*EXERCISE OBJECTIVE*
Scan the records for the string "Completed"; copy each line where it occurs.

- Opening Delimiter -

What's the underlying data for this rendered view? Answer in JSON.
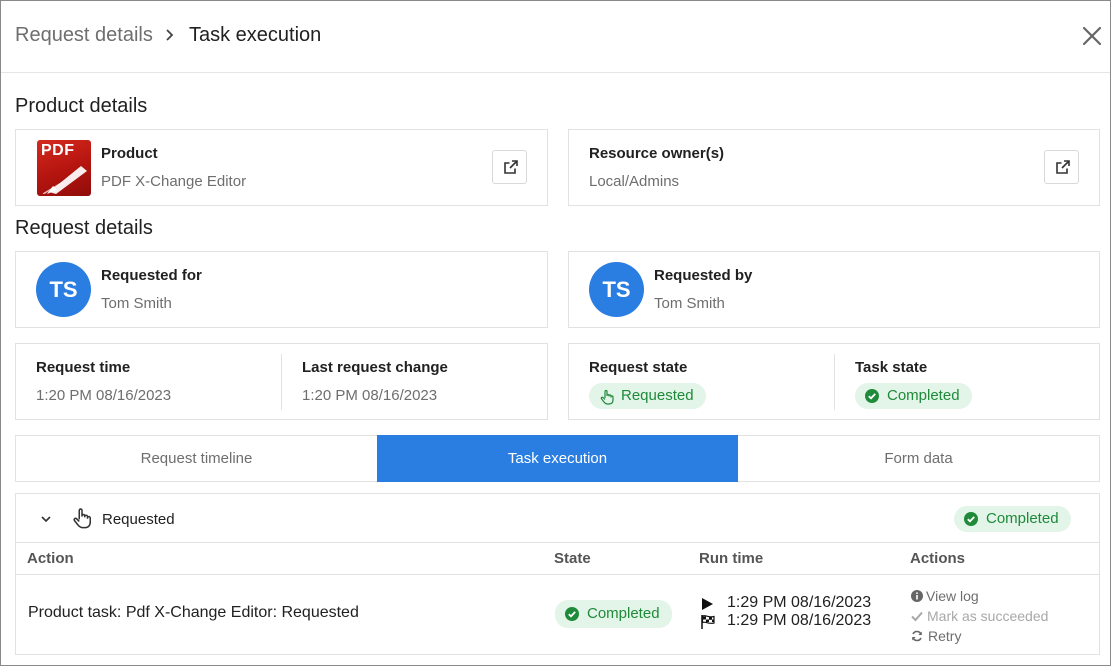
{
  "header": {
    "breadcrumb_parent": "Request details",
    "breadcrumb_current": "Task execution"
  },
  "product_section": {
    "title": "Product details",
    "product": {
      "label": "Product",
      "value": "PDF X-Change Editor",
      "logo_text": "PDF"
    },
    "owner": {
      "label": "Resource owner(s)",
      "value": "Local/Admins"
    }
  },
  "request_section": {
    "title": "Request details",
    "requested_for": {
      "label": "Requested for",
      "value": "Tom Smith",
      "initials": "TS"
    },
    "requested_by": {
      "label": "Requested by",
      "value": "Tom Smith",
      "initials": "TS"
    },
    "request_time": {
      "label": "Request time",
      "value": "1:20 PM 08/16/2023"
    },
    "last_change": {
      "label": "Last request change",
      "value": "1:20 PM 08/16/2023"
    },
    "request_state": {
      "label": "Request state",
      "value": "Requested"
    },
    "task_state": {
      "label": "Task state",
      "value": "Completed"
    }
  },
  "tabs": [
    {
      "label": "Request timeline",
      "active": false
    },
    {
      "label": "Task execution",
      "active": true
    },
    {
      "label": "Form data",
      "active": false
    }
  ],
  "execution": {
    "group_label": "Requested",
    "group_status": "Completed",
    "columns": {
      "action": "Action",
      "state": "State",
      "run_time": "Run time",
      "actions": "Actions"
    },
    "rows": [
      {
        "action": "Product task: Pdf X-Change Editor: Requested",
        "state": "Completed",
        "started": "1:29 PM 08/16/2023",
        "finished": "1:29 PM 08/16/2023",
        "actions": {
          "view_log": "View log",
          "mark_succeeded": "Mark as succeeded",
          "retry": "Retry"
        }
      }
    ]
  },
  "colors": {
    "accent": "#2a7de1",
    "success_bg": "#e3f4e8",
    "success_fg": "#1f8a3a",
    "pdf_red": "#c41e15"
  },
  "icons": {
    "close": "close-icon",
    "external_link": "external-link-icon",
    "hand": "hand-pointer-icon",
    "check": "check-circle-icon",
    "play": "play-icon",
    "flag": "checkered-flag-icon",
    "info": "info-icon",
    "checkmark": "checkmark-icon",
    "retry": "refresh-icon",
    "chevron": "chevron-down-icon"
  }
}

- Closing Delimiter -

*SOLUTION*
      "value": "Completed"
    "group_status": "Completed",
        "state": "Completed",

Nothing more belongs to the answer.